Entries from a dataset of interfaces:

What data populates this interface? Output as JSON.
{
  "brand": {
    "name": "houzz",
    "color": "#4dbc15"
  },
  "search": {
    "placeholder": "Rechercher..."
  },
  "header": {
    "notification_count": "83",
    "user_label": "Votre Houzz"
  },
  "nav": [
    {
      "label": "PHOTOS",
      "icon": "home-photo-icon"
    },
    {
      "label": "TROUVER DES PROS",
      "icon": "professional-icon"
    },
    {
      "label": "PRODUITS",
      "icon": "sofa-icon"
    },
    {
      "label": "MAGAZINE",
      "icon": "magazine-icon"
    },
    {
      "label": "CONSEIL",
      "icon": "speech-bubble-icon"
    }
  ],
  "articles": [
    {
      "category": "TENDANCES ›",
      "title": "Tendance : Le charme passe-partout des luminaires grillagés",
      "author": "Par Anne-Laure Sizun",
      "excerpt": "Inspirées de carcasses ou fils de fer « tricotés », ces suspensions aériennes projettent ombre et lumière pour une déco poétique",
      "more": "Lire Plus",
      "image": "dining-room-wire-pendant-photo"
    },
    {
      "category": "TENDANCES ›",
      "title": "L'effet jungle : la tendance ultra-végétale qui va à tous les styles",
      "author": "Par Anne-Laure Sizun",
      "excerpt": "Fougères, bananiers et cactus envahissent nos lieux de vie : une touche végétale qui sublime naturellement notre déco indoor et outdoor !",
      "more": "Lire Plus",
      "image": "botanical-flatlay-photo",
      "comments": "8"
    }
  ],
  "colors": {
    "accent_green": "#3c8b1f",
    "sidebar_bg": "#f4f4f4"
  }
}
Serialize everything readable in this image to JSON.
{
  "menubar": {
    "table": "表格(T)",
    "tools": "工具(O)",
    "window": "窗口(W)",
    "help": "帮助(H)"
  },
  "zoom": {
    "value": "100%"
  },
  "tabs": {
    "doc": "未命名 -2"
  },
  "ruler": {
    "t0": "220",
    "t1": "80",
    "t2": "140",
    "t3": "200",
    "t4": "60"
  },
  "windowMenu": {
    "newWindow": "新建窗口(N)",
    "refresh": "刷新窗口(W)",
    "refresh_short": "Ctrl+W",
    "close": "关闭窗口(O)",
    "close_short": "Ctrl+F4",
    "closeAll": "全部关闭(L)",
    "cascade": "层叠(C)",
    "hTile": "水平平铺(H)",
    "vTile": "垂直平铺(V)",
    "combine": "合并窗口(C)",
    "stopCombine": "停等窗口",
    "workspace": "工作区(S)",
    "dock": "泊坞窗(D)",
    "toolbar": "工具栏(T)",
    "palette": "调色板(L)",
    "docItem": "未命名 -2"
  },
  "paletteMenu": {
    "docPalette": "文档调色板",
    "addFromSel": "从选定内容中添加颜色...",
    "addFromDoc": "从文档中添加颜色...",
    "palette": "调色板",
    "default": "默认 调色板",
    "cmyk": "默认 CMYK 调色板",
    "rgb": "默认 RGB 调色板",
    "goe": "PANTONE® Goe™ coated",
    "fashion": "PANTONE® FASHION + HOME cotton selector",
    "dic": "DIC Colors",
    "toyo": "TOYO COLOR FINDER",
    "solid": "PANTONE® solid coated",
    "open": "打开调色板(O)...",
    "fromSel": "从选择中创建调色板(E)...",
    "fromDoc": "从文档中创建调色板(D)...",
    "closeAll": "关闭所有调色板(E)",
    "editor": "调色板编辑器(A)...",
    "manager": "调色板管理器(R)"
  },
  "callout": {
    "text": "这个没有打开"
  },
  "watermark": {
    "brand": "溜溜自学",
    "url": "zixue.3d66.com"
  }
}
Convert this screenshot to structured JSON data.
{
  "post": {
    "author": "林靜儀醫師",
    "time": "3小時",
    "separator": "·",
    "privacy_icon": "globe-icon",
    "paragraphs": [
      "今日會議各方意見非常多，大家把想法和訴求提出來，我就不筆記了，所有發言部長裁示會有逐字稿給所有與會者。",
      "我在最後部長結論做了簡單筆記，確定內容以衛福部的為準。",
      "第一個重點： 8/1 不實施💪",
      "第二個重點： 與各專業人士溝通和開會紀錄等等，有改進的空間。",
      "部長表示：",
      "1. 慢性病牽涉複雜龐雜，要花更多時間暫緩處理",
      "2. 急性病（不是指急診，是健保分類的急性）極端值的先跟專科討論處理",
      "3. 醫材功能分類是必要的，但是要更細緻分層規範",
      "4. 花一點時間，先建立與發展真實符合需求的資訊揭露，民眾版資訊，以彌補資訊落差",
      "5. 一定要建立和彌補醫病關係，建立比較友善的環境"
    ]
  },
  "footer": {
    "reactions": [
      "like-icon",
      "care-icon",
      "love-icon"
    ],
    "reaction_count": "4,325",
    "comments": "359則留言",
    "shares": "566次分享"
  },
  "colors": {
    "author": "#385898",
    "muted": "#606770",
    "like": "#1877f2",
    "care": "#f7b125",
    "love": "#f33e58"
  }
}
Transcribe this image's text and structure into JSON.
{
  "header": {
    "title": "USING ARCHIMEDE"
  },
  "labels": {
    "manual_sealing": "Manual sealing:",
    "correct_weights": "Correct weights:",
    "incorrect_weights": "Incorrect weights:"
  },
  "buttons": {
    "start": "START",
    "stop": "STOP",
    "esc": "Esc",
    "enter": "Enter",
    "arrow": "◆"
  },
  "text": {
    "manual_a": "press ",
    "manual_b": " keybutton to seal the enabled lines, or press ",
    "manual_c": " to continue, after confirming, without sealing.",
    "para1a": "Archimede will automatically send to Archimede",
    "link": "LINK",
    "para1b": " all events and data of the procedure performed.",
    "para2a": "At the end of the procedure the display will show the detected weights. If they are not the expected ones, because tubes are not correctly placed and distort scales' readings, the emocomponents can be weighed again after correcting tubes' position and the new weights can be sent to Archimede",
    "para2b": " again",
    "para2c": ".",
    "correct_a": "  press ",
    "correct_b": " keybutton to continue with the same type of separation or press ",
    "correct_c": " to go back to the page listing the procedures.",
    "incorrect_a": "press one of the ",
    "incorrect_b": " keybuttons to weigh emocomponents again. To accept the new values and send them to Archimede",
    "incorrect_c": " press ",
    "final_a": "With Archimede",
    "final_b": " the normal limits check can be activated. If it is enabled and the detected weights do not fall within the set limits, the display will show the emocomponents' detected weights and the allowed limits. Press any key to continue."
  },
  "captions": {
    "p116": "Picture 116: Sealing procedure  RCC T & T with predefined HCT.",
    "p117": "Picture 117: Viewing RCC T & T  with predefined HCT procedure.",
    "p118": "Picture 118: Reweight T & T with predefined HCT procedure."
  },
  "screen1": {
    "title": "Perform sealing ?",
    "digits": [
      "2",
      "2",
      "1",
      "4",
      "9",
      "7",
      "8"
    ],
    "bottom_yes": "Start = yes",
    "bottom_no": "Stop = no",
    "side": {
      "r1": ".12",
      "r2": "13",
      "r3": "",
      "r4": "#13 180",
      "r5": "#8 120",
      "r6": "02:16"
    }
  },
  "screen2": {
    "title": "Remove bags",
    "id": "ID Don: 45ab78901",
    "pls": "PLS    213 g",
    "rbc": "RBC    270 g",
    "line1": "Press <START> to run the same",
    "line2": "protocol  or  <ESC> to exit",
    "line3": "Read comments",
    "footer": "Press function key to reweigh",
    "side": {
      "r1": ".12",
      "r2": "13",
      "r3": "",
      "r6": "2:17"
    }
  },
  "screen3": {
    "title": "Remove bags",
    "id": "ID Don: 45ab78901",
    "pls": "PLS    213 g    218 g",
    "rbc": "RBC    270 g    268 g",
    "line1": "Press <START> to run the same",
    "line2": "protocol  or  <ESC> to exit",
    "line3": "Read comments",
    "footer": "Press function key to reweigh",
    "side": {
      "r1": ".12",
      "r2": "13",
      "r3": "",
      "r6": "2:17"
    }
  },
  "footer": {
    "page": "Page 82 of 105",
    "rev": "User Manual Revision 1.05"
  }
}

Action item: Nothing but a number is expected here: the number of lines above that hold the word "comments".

Result below: 4